• **Work instructions**:
Please print the data again exactly as given.

Stored items:
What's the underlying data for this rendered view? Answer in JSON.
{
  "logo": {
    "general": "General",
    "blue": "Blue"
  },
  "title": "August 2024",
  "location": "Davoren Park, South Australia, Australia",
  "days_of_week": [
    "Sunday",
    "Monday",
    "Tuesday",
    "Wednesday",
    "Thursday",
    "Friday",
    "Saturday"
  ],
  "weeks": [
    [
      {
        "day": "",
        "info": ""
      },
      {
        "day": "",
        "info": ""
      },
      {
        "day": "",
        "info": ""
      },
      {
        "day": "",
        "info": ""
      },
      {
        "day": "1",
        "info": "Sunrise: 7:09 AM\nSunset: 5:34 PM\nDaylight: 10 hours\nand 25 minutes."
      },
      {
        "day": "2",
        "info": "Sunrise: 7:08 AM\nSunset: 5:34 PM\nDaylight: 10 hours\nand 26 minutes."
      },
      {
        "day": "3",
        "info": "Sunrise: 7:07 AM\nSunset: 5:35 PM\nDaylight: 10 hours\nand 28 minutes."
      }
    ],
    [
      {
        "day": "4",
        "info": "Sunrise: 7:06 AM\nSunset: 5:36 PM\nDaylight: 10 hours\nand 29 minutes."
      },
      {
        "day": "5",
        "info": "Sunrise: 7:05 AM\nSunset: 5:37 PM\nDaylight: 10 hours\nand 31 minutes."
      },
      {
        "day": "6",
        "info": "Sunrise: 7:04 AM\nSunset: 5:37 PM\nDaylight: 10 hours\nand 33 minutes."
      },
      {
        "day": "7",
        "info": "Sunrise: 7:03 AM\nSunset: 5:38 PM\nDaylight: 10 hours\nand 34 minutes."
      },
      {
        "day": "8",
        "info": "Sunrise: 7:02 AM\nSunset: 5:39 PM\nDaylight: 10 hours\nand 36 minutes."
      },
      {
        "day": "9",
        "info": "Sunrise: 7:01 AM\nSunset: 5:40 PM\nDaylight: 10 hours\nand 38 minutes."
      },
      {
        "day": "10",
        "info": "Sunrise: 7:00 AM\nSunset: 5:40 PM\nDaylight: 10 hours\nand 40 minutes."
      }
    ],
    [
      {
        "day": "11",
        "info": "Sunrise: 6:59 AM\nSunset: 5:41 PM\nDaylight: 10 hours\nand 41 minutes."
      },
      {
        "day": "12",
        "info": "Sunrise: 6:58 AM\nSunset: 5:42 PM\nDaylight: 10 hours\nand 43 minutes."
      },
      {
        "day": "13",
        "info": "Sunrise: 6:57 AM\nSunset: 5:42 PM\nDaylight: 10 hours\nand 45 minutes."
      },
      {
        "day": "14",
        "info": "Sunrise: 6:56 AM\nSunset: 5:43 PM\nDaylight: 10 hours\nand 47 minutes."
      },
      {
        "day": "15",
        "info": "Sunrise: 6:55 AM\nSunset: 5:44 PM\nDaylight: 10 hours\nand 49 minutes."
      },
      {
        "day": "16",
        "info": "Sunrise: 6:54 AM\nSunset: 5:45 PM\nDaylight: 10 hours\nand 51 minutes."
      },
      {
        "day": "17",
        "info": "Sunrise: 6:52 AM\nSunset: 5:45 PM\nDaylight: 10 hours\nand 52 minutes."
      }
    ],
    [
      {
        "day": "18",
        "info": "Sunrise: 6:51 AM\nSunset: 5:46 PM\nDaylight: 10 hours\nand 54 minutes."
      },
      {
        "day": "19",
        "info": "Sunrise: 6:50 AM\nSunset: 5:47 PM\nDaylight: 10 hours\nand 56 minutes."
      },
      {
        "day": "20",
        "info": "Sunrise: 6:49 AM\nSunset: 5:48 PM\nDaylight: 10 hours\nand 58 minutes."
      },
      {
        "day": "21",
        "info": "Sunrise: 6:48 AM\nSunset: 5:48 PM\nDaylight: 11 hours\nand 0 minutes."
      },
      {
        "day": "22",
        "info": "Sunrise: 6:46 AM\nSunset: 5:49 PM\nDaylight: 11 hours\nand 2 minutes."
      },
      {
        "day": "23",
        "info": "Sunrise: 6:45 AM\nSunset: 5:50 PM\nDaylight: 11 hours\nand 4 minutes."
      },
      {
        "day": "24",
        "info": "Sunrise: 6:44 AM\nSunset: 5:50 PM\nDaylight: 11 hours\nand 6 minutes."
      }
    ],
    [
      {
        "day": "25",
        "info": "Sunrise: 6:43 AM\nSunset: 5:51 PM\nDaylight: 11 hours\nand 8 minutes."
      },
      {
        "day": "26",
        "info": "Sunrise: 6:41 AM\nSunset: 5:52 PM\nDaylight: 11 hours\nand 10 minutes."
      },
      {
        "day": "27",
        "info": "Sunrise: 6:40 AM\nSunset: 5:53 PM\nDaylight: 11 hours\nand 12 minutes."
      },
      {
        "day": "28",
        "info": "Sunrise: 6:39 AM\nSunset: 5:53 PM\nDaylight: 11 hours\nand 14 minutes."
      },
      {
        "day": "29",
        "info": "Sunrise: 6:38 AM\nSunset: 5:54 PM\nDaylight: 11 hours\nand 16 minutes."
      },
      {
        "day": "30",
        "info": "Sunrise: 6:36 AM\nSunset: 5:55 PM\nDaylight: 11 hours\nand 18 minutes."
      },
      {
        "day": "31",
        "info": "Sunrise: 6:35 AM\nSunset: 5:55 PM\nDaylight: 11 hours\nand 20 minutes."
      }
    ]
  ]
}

• **Result of this exercise**:
What's the underlying data for this rendered view? Answer in JSON.
{
  "logo": {
    "general": "General",
    "blue": "Blue"
  },
  "title": "August 2024",
  "location": "Davoren Park, South Australia, Australia",
  "days_of_week": [
    "Sunday",
    "Monday",
    "Tuesday",
    "Wednesday",
    "Thursday",
    "Friday",
    "Saturday"
  ],
  "weeks": [
    [
      {
        "day": "",
        "info": ""
      },
      {
        "day": "",
        "info": ""
      },
      {
        "day": "",
        "info": ""
      },
      {
        "day": "",
        "info": ""
      },
      {
        "day": "1",
        "info": "Sunrise: 7:09 AM\nSunset: 5:34 PM\nDaylight: 10 hours\nand 25 minutes."
      },
      {
        "day": "2",
        "info": "Sunrise: 7:08 AM\nSunset: 5:34 PM\nDaylight: 10 hours\nand 26 minutes."
      },
      {
        "day": "3",
        "info": "Sunrise: 7:07 AM\nSunset: 5:35 PM\nDaylight: 10 hours\nand 28 minutes."
      }
    ],
    [
      {
        "day": "4",
        "info": "Sunrise: 7:06 AM\nSunset: 5:36 PM\nDaylight: 10 hours\nand 29 minutes."
      },
      {
        "day": "5",
        "info": "Sunrise: 7:05 AM\nSunset: 5:37 PM\nDaylight: 10 hours\nand 31 minutes."
      },
      {
        "day": "6",
        "info": "Sunrise: 7:04 AM\nSunset: 5:37 PM\nDaylight: 10 hours\nand 33 minutes."
      },
      {
        "day": "7",
        "info": "Sunrise: 7:03 AM\nSunset: 5:38 PM\nDaylight: 10 hours\nand 34 minutes."
      },
      {
        "day": "8",
        "info": "Sunrise: 7:02 AM\nSunset: 5:39 PM\nDaylight: 10 hours\nand 36 minutes."
      },
      {
        "day": "9",
        "info": "Sunrise: 7:01 AM\nSunset: 5:40 PM\nDaylight: 10 hours\nand 38 minutes."
      },
      {
        "day": "10",
        "info": "Sunrise: 7:00 AM\nSunset: 5:40 PM\nDaylight: 10 hours\nand 40 minutes."
      }
    ],
    [
      {
        "day": "11",
        "info": "Sunrise: 6:59 AM\nSunset: 5:41 PM\nDaylight: 10 hours\nand 41 minutes."
      },
      {
        "day": "12",
        "info": "Sunrise: 6:58 AM\nSunset: 5:42 PM\nDaylight: 10 hours\nand 43 minutes."
      },
      {
        "day": "13",
        "info": "Sunrise: 6:57 AM\nSunset: 5:42 PM\nDaylight: 10 hours\nand 45 minutes."
      },
      {
        "day": "14",
        "info": "Sunrise: 6:56 AM\nSunset: 5:43 PM\nDaylight: 10 hours\nand 47 minutes."
      },
      {
        "day": "15",
        "info": "Sunrise: 6:55 AM\nSunset: 5:44 PM\nDaylight: 10 hours\nand 49 minutes."
      },
      {
        "day": "16",
        "info": "Sunrise: 6:54 AM\nSunset: 5:45 PM\nDaylight: 10 hours\nand 51 minutes."
      },
      {
        "day": "17",
        "info": "Sunrise: 6:52 AM\nSunset: 5:45 PM\nDaylight: 10 hours\nand 52 minutes."
      }
    ],
    [
      {
        "day": "18",
        "info": "Sunrise: 6:51 AM\nSunset: 5:46 PM\nDaylight: 10 hours\nand 54 minutes."
      },
      {
        "day": "19",
        "info": "Sunrise: 6:50 AM\nSunset: 5:47 PM\nDaylight: 10 hours\nand 56 minutes."
      },
      {
        "day": "20",
        "info": "Sunrise: 6:49 AM\nSunset: 5:48 PM\nDaylight: 10 hours\nand 58 minutes."
      },
      {
        "day": "21",
        "info": "Sunrise: 6:48 AM\nSunset: 5:48 PM\nDaylight: 11 hours\nand 0 minutes."
      },
      {
        "day": "22",
        "info": "Sunrise: 6:46 AM\nSunset: 5:49 PM\nDaylight: 11 hours\nand 2 minutes."
      },
      {
        "day": "23",
        "info": "Sunrise: 6:45 AM\nSunset: 5:50 PM\nDaylight: 11 hours\nand 4 minutes."
      },
      {
        "day": "24",
        "info": "Sunrise: 6:44 AM\nSunset: 5:50 PM\nDaylight: 11 hours\nand 6 minutes."
      }
    ],
    [
      {
        "day": "25",
        "info": "Sunrise: 6:43 AM\nSunset: 5:51 PM\nDaylight: 11 hours\nand 8 minutes."
      },
      {
        "day": "26",
        "info": "Sunrise: 6:41 AM\nSunset: 5:52 PM\nDaylight: 11 hours\nand 10 minutes."
      },
      {
        "day": "27",
        "info": "Sunrise: 6:40 AM\nSunset: 5:53 PM\nDaylight: 11 hours\nand 12 minutes."
      },
      {
        "day": "28",
        "info": "Sunrise: 6:39 AM\nSunset: 5:53 PM\nDaylight: 11 hours\nand 14 minutes."
      },
      {
        "day": "29",
        "info": "Sunrise: 6:38 AM\nSunset: 5:54 PM\nDaylight: 11 hours\nand 16 minutes."
      },
      {
        "day": "30",
        "info": "Sunrise: 6:36 AM\nSunset: 5:55 PM\nDaylight: 11 hours\nand 18 minutes."
      },
      {
        "day": "31",
        "info": "Sunrise: 6:35 AM\nSunset: 5:55 PM\nDaylight: 11 hours\nand 20 minutes."
      }
    ]
  ]
}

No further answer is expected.